==== Data for processing ====
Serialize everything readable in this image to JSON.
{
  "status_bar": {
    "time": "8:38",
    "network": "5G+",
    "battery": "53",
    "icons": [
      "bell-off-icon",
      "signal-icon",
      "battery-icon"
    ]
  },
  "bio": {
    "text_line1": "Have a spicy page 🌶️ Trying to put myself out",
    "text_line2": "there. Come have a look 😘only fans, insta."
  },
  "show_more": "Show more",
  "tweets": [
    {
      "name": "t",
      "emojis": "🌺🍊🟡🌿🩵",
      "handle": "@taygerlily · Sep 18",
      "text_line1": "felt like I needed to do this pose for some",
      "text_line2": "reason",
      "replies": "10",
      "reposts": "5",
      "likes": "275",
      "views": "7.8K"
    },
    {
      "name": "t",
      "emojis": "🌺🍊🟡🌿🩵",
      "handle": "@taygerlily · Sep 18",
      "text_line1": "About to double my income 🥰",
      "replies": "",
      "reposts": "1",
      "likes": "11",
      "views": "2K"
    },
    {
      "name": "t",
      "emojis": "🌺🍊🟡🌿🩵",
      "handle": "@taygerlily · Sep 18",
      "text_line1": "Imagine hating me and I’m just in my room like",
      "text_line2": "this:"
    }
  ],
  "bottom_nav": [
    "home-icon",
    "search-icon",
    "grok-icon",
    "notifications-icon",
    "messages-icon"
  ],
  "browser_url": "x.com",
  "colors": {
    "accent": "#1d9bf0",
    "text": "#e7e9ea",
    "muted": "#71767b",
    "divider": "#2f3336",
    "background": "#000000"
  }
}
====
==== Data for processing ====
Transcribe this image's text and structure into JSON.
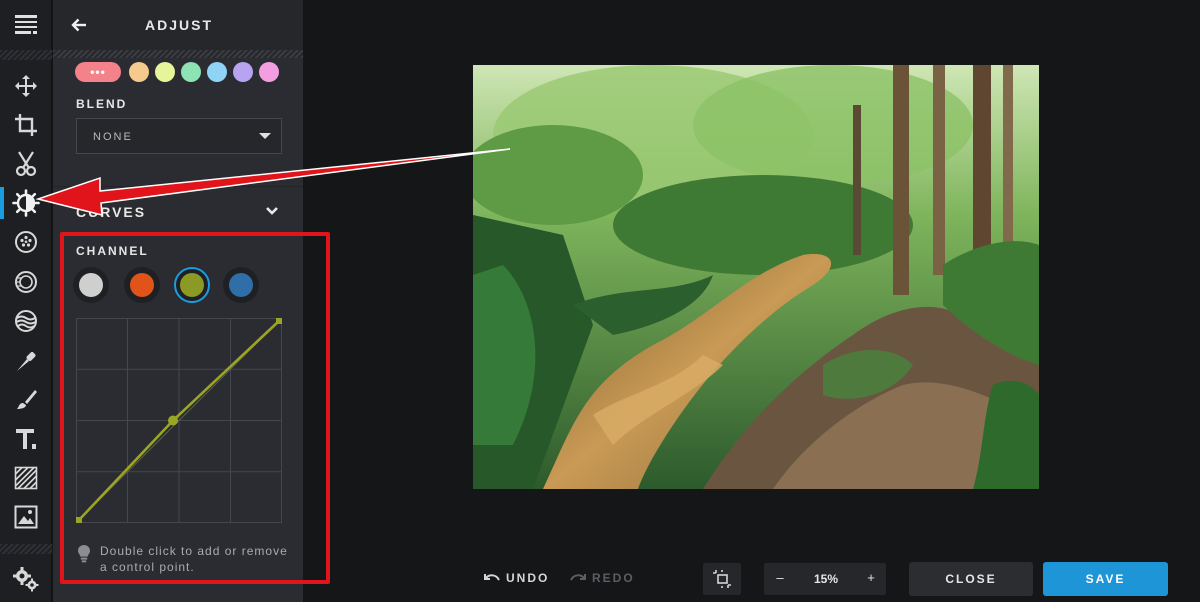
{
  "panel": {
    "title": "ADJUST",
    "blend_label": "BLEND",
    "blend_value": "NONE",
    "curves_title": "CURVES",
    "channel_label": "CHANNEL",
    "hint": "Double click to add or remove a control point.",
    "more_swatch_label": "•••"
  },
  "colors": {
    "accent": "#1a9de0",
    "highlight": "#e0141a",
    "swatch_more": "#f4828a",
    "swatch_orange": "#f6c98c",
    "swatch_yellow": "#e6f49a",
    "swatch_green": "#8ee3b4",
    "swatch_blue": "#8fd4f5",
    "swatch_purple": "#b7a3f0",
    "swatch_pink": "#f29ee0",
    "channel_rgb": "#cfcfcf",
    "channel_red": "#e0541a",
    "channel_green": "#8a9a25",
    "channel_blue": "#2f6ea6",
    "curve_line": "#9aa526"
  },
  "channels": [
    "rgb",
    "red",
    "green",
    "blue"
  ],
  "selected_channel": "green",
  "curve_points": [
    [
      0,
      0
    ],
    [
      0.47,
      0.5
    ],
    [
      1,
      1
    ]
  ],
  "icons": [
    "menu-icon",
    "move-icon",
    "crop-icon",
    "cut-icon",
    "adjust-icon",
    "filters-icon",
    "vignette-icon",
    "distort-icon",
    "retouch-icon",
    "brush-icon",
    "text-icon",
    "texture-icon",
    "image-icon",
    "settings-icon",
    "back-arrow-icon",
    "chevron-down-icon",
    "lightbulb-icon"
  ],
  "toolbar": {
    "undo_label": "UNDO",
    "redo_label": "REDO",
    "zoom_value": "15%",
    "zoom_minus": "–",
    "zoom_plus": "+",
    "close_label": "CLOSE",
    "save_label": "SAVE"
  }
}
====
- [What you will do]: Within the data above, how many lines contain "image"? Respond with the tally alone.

- [Solved exercise]: 3